> _Problem details_
The answer is every line in the data below that contains the word "Video".

Interface dataset entries
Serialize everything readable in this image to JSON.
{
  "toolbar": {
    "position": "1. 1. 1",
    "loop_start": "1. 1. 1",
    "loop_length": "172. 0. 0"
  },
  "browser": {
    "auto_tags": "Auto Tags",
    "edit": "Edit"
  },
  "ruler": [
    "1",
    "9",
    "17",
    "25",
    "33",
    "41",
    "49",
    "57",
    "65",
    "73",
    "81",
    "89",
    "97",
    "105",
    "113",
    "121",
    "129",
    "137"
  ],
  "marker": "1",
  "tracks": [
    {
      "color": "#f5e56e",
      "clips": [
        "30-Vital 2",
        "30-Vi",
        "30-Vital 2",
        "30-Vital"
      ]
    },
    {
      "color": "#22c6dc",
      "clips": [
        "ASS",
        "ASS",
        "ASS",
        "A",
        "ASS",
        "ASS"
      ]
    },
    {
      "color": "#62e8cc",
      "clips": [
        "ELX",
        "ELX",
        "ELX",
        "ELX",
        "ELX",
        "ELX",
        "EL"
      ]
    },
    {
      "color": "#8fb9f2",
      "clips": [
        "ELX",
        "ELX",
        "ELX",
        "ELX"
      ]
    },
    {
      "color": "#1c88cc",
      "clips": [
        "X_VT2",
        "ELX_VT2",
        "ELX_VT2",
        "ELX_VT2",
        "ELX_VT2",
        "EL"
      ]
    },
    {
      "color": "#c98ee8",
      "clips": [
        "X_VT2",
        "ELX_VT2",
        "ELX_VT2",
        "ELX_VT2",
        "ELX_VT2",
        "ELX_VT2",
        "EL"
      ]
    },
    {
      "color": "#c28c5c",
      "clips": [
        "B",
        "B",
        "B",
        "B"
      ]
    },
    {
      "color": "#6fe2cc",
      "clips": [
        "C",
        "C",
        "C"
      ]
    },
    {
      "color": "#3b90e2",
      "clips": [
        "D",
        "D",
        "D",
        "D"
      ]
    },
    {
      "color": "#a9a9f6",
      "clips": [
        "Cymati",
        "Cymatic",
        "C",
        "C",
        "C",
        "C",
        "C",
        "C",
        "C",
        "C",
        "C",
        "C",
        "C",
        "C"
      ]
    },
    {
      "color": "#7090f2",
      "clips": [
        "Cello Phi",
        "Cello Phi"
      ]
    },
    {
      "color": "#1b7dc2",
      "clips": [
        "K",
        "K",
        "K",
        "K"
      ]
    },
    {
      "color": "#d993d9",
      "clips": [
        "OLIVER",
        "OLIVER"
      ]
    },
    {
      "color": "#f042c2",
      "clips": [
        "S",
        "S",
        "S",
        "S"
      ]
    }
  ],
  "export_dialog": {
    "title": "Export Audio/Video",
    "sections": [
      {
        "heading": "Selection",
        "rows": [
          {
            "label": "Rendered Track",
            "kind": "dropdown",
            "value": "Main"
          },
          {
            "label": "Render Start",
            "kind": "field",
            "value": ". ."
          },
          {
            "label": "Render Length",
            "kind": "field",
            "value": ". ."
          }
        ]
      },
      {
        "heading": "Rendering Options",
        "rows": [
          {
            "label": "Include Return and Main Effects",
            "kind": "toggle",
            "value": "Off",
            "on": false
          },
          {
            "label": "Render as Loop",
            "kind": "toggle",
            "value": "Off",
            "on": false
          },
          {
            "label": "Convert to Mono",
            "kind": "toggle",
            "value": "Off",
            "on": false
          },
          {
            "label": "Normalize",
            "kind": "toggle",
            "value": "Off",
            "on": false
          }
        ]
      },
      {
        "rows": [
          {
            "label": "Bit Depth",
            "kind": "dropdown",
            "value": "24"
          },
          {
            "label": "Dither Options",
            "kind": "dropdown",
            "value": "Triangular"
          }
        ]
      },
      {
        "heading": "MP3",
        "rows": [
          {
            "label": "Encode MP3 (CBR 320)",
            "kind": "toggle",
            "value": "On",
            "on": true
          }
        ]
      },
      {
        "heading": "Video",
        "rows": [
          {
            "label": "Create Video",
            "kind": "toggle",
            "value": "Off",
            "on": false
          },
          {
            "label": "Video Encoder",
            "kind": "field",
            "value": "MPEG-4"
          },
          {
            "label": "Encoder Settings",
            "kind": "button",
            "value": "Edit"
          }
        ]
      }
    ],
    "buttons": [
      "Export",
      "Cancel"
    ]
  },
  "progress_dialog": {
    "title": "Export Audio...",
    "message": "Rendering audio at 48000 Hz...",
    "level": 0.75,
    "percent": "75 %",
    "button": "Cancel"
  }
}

> _Task output_
    "title": "Export Audio/Video",
        "heading": "Video",
            "label": "Create Video",
            "label": "Video Encoder",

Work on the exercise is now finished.